Soundscapes

Jim Davis   Website

ONDA Volunteer John Hartog Tells High Desert Stories Through Sounds, Not Words.

By John Dulzo

Oregon Natural Desert Association volunteers are as diverse as the land they work so hard to protect. Here is a story about one of our most active volunteers who brings his audio artistry to his high desert devotion. Read on and listen in.

From Surf to Turf

It all began in 1999 when John Hartog was attending Evergreen State College in Olympia, Washington. Through his course work he began to develop a deep passion for the sounds of nature. With fond childhood memories of the seaside at Arch Cape Oregon in mind, he borrowed audio equipment from the school lab and headed out to record the sounds of the surf. He created a CD album of those sounds to share his love of that special place.

“That first CD made a great gift for friends, and I ended up even selling a few copies,” John told us, adding, “At the time it felt like a great achievement.
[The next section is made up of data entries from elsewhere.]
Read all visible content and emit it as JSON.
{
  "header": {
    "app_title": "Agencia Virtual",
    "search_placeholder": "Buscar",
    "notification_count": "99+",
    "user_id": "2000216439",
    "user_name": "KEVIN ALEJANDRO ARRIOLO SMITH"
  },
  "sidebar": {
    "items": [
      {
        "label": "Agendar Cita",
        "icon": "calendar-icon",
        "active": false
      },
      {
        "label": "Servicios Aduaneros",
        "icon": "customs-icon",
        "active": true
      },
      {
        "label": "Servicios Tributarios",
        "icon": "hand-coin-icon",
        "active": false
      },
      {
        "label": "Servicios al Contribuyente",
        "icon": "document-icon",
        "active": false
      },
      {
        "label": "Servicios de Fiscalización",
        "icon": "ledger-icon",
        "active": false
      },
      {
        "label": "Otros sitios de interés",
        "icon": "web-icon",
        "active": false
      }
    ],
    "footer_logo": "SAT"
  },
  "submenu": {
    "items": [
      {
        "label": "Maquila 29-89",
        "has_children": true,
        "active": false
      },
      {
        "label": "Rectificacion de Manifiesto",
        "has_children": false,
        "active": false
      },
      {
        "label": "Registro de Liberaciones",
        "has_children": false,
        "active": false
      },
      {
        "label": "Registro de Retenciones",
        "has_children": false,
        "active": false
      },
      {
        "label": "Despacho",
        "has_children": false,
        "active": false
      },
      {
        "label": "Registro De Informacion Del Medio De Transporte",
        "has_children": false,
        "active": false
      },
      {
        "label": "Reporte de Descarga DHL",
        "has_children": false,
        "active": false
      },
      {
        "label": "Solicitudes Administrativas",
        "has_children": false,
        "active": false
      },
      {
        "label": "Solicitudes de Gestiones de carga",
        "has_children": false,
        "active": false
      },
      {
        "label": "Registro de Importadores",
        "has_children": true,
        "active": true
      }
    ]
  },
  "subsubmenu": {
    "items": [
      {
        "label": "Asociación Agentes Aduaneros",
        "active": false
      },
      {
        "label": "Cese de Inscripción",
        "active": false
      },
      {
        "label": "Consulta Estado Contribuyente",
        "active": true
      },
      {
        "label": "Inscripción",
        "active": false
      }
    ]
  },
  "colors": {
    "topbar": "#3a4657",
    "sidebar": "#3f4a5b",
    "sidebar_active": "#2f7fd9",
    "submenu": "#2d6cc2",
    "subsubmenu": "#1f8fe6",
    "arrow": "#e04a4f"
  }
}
In hindsight, I realize I knew nothing at all about creating a realistic stereo image.”

Nevertheless, the fire was lit. Over the next few years John set out to explore the realm of natural sound, forming his own ideas. His goal was to capture recordings whose realistic depth and breadth told stories of the natural world. John’s stories let the sounds of nature speak for themselves.

An Oregon Field Guide segment about pronghorn antelope recovery at Hart Mountain that mentioned the fence removal being done by volunteers with Oregon Natural Desert Association caught John’s attention.

“Inspired, I soon joined ONDA as a member. I also started thinking that volunteering with ONDA might be a great way to scout for good sound recording locations,” he recalled. “Since then, I have been on ten or so volunteer restoration trips with ONDA and worked in all five of ONDA’s conservation regions. I’ve tried to make recordings during, or on the way to or from, all of my volunteer trips.”

It’s not easy work. John admits, “The challenge for me is always how to find the physical strength after a long day of volunteer work to take a hike with my gear out far enough away from camp, get set up and start recording.”

John has discovered his favorite places in the high desert while planting cottonwoods, hefting a sledge, rolling barbed wire, and taking part in plant surveys. The Pine Creek Conservation Area and Hart Mountain top his list as they offer long periods of uninterrupted natural quiet.

Today, with the constant barrage of information on our senses, the sounds of nature provide an important source of restorative power.

As John explained, “People purchase my recordings for a variety of reasons. Some just want some nice sounds to relax to. Some are nostalgic for a place they remember. Others have an intellectual or artistic curiosity to satisfy for whatever reason.”

We’re grateful that John has shared his incredible passion and talent with ONDA so that we may share with you. You’ll find opportunities to listen to John’s immersive “soundscapes” throughout ONDA’s new website. Treat yourself to a summer morning’s meadowlark serenade or a fall evening in an aspen grove.

Volunteering with ONDA brought John into amazing locations, and now he’s bringing those places back for all of us to experience. It’s a match made on high. The Oregon High Desert that is!

 

For more information about streaming online, purchasing a digital download or an album on CD, visit oregonsoundscapes.com. You can also contact John personally to inquire about additional sounds in his archive or to discuss licensing options. Reach him by email at john@rockscallop.org or by phone (503) 358-3191.

 

voices

Sarah Graham, Sage Society Member

Sarah Graham, Sage Society Member

“I contribute to ONDA monthly because it adds up to a larger annual gift than what I’d be able to comfortably afford if I were to do a simple one-time donation annually. I’m able to give more to ONDA this way and have greater impact which is important to me, and my dog Polly.”

voices

Elisa Cheng, member since 2013

Elisa Cheng, member since 2013

“ONDA stewardship trips inspire me. I get to learn new things and see new places, and in the process perform important work that improves the wildlife habitat.”

voices

Taylor Goforth, Sage Society member

Taylor Goforth, Sage Society member

“I support ONDA on a monthly basis as a way I can keep in touch with the root of my conservation ethic and allow for their strong advocacy work to keep going. I count on them!”